- Q. How many Polacks does it take to change a light bulb?
- A. Three—one to hold the light bulb and two to turn the ladder.
Although lightbulb jokes tend to be derogatory in tone, the people targeted by them may take pride in the stereotypes expressed and are often themselves the jokes' originators. Lightbulb jokes applied to subgroups can be used to ease tensions between them.
- How many psychiatrists does it take to change a light bulb?
- None–the light bulb will change when it's ready.
- How many mice does it take to screw in a light bulb?
- Two, but how they got in there beats me.
another variant of the Polish joke goes:
- How many Poles does it take to change a light bulb?
- One-and an entire Red Army battalion in case he goes on strike.
- How many Proletariats does it take to screw in a light bulb?
- None, the light bulb contains the seeds of its own revolution.
Lightbulb jokes may be responses to current events, particularly those related to energy and political power. For example, the lightbulb may not be changed at all due to ongoing power outages. The Village Voice held a $200 lightbulb joke contest around the time of the Iran hostage crisis, with the winning joke being:
- How many Iranians does it take to change a light bulb?
- You send us the prize money and we'll tell you the answer.
- Elaine Viets (1991-09-04). "Light Bulb Jokes: Screwed-Up Humor". St. Louis Post-Dispatch. Retrieved 2007-12-14. "Some light bulb jokes make fun of ethnic groups, gays and women. Others shed light on certain professions..."
- "How Many Students Does It Take..". New York Times. 2004-11-07. Retrieved 2007-12-14. "Colleges have become the theme of at least one chestnut: the lightbulb joke."
- Dundes, 261.
- Kerman, 454–5.
- Kerman, 456–7.
- Richard M. Grimes (1996). "Shedding Light on Public Health". Journal of Public Health Policy (Palgrave Macmillan Journals) 17 (1): 99–101. doi:10.2307/3342661. JSTOR 3342661. PMID 8919963.
- Dundes in Boskin, 255–6.

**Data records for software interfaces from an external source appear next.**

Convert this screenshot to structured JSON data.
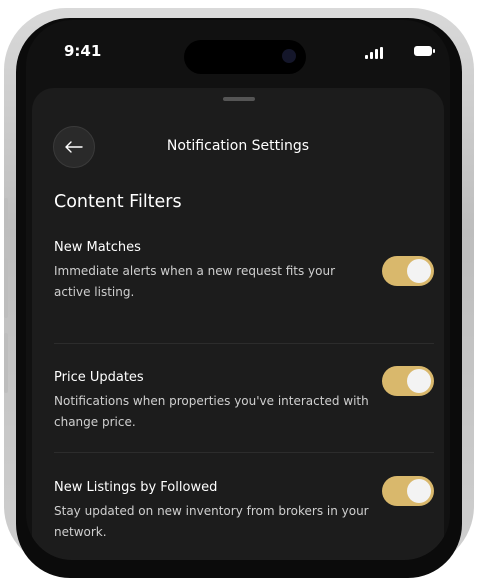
{
  "status_bar": {
    "time": "9:41",
    "icons": [
      "signal-icon",
      "battery-icon"
    ]
  },
  "header": {
    "title": "Notification Settings",
    "back_icon": "arrow-left-icon"
  },
  "section": {
    "title": "Content Filters"
  },
  "settings": [
    {
      "title": "New Matches",
      "description": "Immediate alerts when a new request fits your active listing.",
      "enabled": true
    },
    {
      "title": "Price Updates",
      "description": "Notifications when properties you've interacted with change price.",
      "enabled": true
    },
    {
      "title": "New Listings by Followed",
      "description": "Stay updated on new inventory from brokers in your network.",
      "enabled": true
    }
  ],
  "colors": {
    "accent": "#d9b86c",
    "sheet_bg": "#1c1c1c",
    "screen_bg": "#111111",
    "text_primary": "#ffffff",
    "text_secondary": "#cfcfcf"
  }
}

- Dundes in Boskin, 253–5.
- Morris W. Beverage Jr. (September/October 2003). "Slow Change in a Fast Culture". Educause Review: 10.
- Martin Carnoy, Richard F. Elmore, Leslie Santee Siskin (2003). The New Accountability. Routledge. pp. 195 pages = 239. ISBN 978-0-415-94705-3.

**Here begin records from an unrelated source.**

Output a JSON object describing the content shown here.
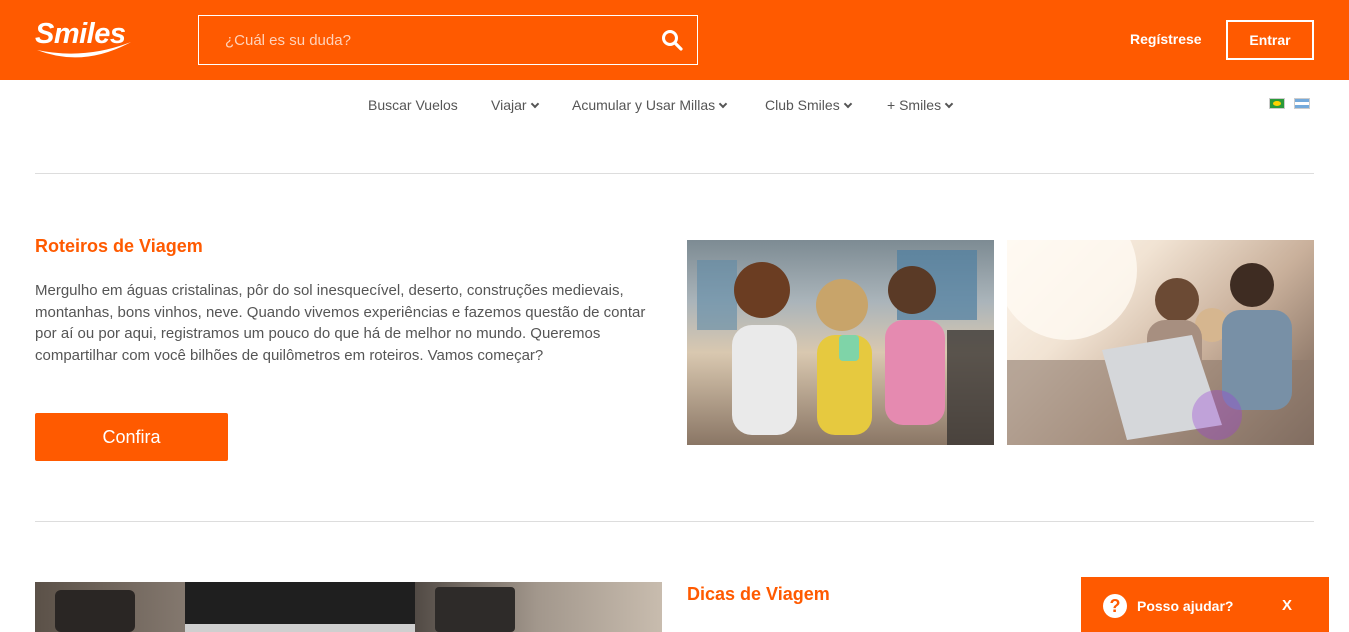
{
  "header": {
    "logo_text": "Smiles",
    "search_placeholder": "¿Cuál es su duda?",
    "register_label": "Regístrese",
    "login_label": "Entrar",
    "brand_color": "#ff5a00"
  },
  "nav": {
    "items": [
      {
        "label": "Buscar Vuelos",
        "dropdown": false
      },
      {
        "label": "Viajar",
        "dropdown": true
      },
      {
        "label": "Acumular y Usar Millas",
        "dropdown": true
      },
      {
        "label": "Club Smiles",
        "dropdown": true
      },
      {
        "label": "+ Smiles",
        "dropdown": true
      }
    ],
    "flags": [
      "brazil-flag-icon",
      "argentina-flag-icon"
    ]
  },
  "section1": {
    "title": "Roteiros de Viagem",
    "text": "Mergulho em águas cristalinas, pôr do sol inesquecível, deserto, construções medievais, montanhas, bons vinhos, neve. Quando vivemos experiências e fazemos questão de contar por aí ou por aqui, registramos um pouco do que há de melhor no mundo. Queremos compartilhar com você bilhões de quilômetros em roteiros. Vamos começar?",
    "button_label": "Confira"
  },
  "section2": {
    "title": "Dicas de Viagem"
  },
  "help_widget": {
    "label": "Posso ajudar?",
    "close_label": "X",
    "icon": "question-icon"
  }
}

- The Cambridge Companion to Marx. 1991-10-25. Retrieved 2013-06-15.
- Dundes in Boskin, 255.
- Michael Miller (2001-02-16). "And the winner is ... California". Silicon Valley / San Jose Business Journal. Retrieved 2007-12-14. "There are also a dozen light-bulb jokes zooming around the Internet, but what good are lightbulb jokes if you don't have power?"
- Dundes, 264.

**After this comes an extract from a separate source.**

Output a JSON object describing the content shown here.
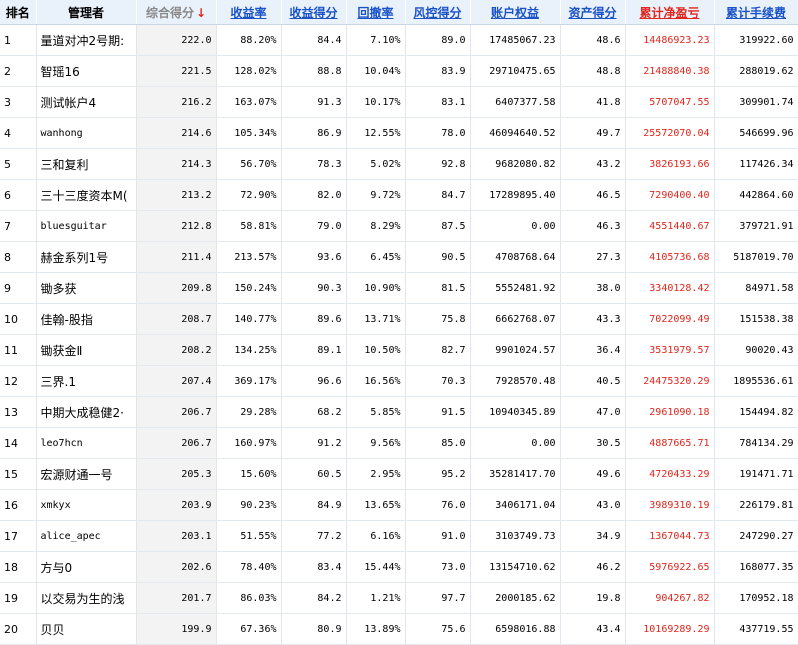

- Alan Dundes (1981). "Many Hands Make Light Work or Caught in the Act of Screwing in Light Bulbs". Western Folklore (Western States Folklore Society) 40 (3): 261–266. doi:10.2307/1499697. JSTOR 1499697.
- Alan Dundes (1981). "Many Hands Make Light Work or Caught in the Act of Screwing in Light Bulbs". In Joseph Boskin (1997). Humor prism in twentieth-century America. pp. 250–7. ISBN 978-0-8143-2597-1.
- Judith B. Kerman (1980). "The Light-Bulb Jokes: Americans Look at Social Action Processes". The Journal of American Folklore (American Folklore Society) 93 (370): 454–458. doi:10.2307/539876. JSTOR 539876.